Dataset records Start Marker

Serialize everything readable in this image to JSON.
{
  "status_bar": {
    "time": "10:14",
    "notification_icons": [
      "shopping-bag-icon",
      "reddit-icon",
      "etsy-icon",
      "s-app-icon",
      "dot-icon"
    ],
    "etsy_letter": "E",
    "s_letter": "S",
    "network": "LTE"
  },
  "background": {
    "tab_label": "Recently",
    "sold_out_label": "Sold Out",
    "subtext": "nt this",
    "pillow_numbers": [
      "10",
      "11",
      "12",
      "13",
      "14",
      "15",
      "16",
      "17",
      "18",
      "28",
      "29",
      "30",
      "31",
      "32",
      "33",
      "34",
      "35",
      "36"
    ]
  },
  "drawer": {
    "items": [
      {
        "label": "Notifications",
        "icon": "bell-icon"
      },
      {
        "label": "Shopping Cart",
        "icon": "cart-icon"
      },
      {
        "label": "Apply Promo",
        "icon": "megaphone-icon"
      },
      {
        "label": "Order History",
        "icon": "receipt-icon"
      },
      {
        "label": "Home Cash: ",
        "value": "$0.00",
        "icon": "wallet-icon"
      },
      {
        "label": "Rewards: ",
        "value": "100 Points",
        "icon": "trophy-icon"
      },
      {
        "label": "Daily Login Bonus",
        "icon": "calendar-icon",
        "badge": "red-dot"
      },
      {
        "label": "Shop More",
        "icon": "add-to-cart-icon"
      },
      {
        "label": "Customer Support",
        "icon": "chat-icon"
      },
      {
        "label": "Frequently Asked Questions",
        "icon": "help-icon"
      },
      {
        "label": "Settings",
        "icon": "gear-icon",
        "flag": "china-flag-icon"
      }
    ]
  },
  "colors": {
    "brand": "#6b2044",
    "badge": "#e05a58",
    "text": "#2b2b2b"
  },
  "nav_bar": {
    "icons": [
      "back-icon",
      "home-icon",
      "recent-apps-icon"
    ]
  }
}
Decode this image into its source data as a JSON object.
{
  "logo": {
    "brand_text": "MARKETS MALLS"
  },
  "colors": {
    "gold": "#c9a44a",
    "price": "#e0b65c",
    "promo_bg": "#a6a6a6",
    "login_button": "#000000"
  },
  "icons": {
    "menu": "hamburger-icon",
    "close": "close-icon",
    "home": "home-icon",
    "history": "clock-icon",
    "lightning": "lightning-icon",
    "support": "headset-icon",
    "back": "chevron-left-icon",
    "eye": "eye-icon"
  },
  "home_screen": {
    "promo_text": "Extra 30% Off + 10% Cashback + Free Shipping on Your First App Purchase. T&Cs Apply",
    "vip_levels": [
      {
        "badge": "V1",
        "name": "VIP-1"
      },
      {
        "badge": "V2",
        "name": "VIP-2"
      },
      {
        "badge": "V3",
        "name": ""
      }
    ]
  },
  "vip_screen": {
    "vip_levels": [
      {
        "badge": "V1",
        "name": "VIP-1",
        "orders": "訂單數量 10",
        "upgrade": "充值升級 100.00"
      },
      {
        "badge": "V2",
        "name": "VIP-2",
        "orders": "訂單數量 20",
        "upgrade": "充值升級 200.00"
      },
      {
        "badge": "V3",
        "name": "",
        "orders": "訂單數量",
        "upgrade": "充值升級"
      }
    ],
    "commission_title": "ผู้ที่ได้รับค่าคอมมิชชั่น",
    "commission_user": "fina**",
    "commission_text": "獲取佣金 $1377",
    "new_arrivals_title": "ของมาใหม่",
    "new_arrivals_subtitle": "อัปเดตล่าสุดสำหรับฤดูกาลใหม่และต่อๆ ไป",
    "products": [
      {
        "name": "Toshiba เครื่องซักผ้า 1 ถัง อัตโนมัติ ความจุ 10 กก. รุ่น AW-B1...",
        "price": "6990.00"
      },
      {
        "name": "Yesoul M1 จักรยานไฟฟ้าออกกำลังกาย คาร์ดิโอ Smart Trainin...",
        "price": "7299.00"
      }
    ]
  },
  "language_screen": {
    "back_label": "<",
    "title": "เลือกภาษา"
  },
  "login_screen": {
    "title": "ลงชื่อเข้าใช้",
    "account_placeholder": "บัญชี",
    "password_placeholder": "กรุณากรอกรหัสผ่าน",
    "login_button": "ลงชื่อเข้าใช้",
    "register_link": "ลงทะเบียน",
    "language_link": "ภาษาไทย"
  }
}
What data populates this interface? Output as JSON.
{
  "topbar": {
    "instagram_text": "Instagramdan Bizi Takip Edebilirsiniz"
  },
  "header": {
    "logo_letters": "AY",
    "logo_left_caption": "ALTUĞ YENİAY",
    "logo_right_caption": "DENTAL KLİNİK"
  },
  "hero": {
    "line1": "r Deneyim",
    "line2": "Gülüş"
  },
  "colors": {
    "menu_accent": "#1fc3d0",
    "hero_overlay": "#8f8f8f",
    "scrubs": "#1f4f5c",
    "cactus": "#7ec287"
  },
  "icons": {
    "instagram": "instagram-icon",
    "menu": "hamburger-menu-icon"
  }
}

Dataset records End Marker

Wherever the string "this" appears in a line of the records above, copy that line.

Solution below:
Serialize everything readable in this image to JSON.
    "subtext": "nt this",
Decode this image into its source data as a JSON object.
What data populates this interface? Output as JSON.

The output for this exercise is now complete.